A few months ago I went out for a casual beer with my old manager at Redgate. He told me that he was desperately searching for a new pre-sales engineer because the team was understaffed. It turns out it’s really hard to find someone who can both sell software and implement an automated database deployment pipeline for SQL Server. Who knew?
I wrestled with what to do. I could easily have a 9-5 job, that’s walking distance from my house, that I’m uniquely qualified for, which I could do with my eyes shut, at a company that is famously AWESOME to work for, in a team with a bunch of my genuine friends. (And I’d be going back on very different terms than the ones I walked away from three years ago.) Many people would kill for an offer like that, especially if they had so much other stuff going on in their life. It would allow me to give my family the security, and the time, they deserve.
On the other hand, everything I wrote in my posts from 2016 is still true. I love running DLM Consultants. I love being my own boss. I love consulting. I don’t love selling.
I’ve been thinking hard about what to do for the last few months – and I’ve come to a decision.
Ultimately, I’m not ready to walk away from DLM Consultants. If I had to choose between a job at Redgate and DLM Consultants, it’s DLM Consultants every time. However, I am happy to sign a contract to give 40% of my time to Redgate for six months. That contract gives my family the reliable coins that my wife used to bring in. It gives both me and my wife the piece of mind that we don’t need to worry about money while Emma is off work. It gives me 5 days off every week, and I can either spend those at home with my family, or I can go consulting with other DLM Consultants customers. Most importantly, there is no financial pressure on me either way – if nothing else comes in, we’ll be fine – and I have a far better chance of being there when baby Yates takes their first steps or utters their first words. I can’t buy that with all the money in the world.
DLM Consultants is still going and it’s still fiercely independent and impartial.
For example, on Monday and Tuesday this week I ran a training class through DLM Consultants, which was attended by Redgate customers, where I taught all the attendees how to set up an automated database deployment pipeline using SSDT (Redgate’s primary competitor). The attendees loved it. Then, on Wednesday and Thursday, I talked to Redgate customers about how to do cool stuff with their Redgate tools. They were syked about the possibilities too. The attendees of both got a huge amount of value.
My integrity has always been very important to me. I give frank and honest advice. If you are a customer of DLM Consultants you can always trust me to do just that. And that’s why I’m writing this post. I can’t, honestly, say that I do not work for Redgate any more. Two days a week I will work for Redgate, as a contractor through DLM Consultants. I want to be open about that.
However, the fact that I’m working for Redgate two days a week, does not impact the advice I will give to my other customers. My answer to “what tools should I use?” has always been “it depends”. But I’ve also said on many occasions that I genuinely believe the Redgate tools are generally the best (in most scenarios). I wouldn’t go and do two days a week for ApexSQL no matter how much they were offering.
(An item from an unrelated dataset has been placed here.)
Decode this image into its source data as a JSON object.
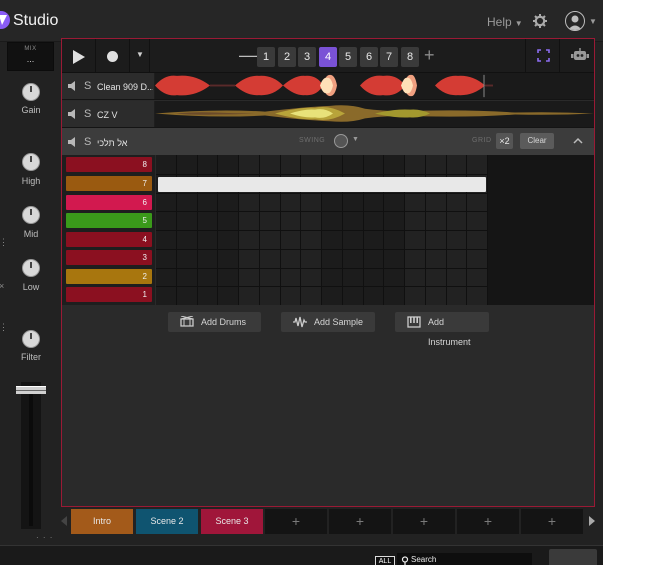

However, if you are a Redgate customer, and you call your Redgate accounts rep, and they ask me to join the call – remember who is paying my bill.
My family will always come first. And I’ve very, very excited about the next few years.